■ **WHAT THIS TASK INVOLVES**:
Which lines below contain "percent"? Copy every one of them.

[Data about app and page elements]
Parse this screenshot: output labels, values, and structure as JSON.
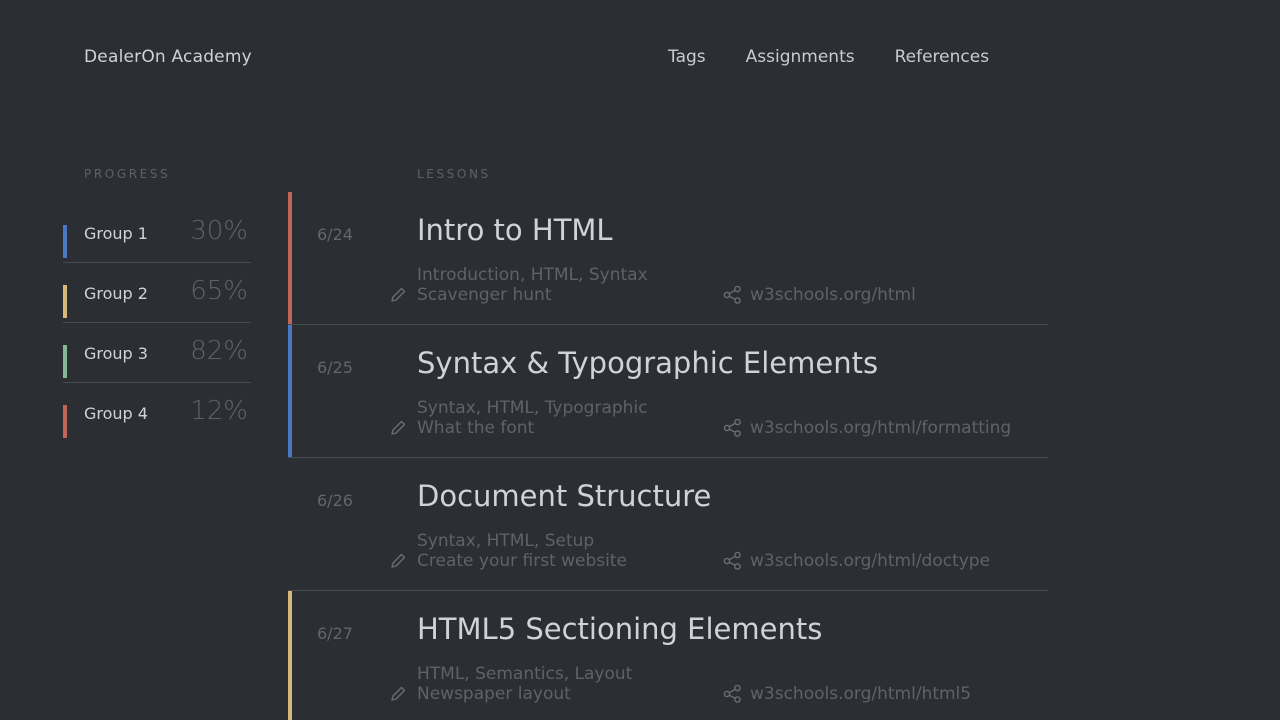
{
  "header": {
    "brand": "DealerOn Academy",
    "nav": [
      "Tags",
      "Assignments",
      "References"
    ]
  },
  "progress": {
    "heading": "PROGRESS",
    "groups": [
      {
        "name": "Group 1",
        "percent": "30%",
        "color": "#4a78c2"
      },
      {
        "name": "Group 2",
        "percent": "65%",
        "color": "#d9b77a"
      },
      {
        "name": "Group 3",
        "percent": "82%",
        "color": "#86b894"
      },
      {
        "name": "Group 4",
        "percent": "12%",
        "color": "#c36458"
      }
    ]
  },
  "lessons": {
    "heading": "LESSONS",
    "items": [
      {
        "date": "6/24",
        "title": "Intro to HTML",
        "tags": "Introduction, HTML, Syntax",
        "assignment": "Scavenger hunt",
        "reference": "w3schools.org/html",
        "color": "#c36458"
      },
      {
        "date": "6/25",
        "title": "Syntax & Typographic Elements",
        "tags": "Syntax, HTML, Typographic",
        "assignment": "What the font",
        "reference": "w3schools.org/html/formatting",
        "color": "#4a78c2"
      },
      {
        "date": "6/26",
        "title": "Document Structure",
        "tags": "Syntax, HTML, Setup",
        "assignment": "Create your first website",
        "reference": "w3schools.org/html/doctype",
        "color": ""
      },
      {
        "date": "6/27",
        "title": "HTML5 Sectioning Elements",
        "tags": "HTML, Semantics, Layout",
        "assignment": "Newspaper layout",
        "reference": "w3schools.org/html/html5",
        "color": "#d9b77a"
      }
    ]
  },
  "icons": {
    "assignment": "pencil-icon",
    "reference": "share-icon"
  }
}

■ **SOLVED EXERCISE**:
        "percent": "30%",
        "percent": "65%",
        "percent": "82%",
        "percent": "12%",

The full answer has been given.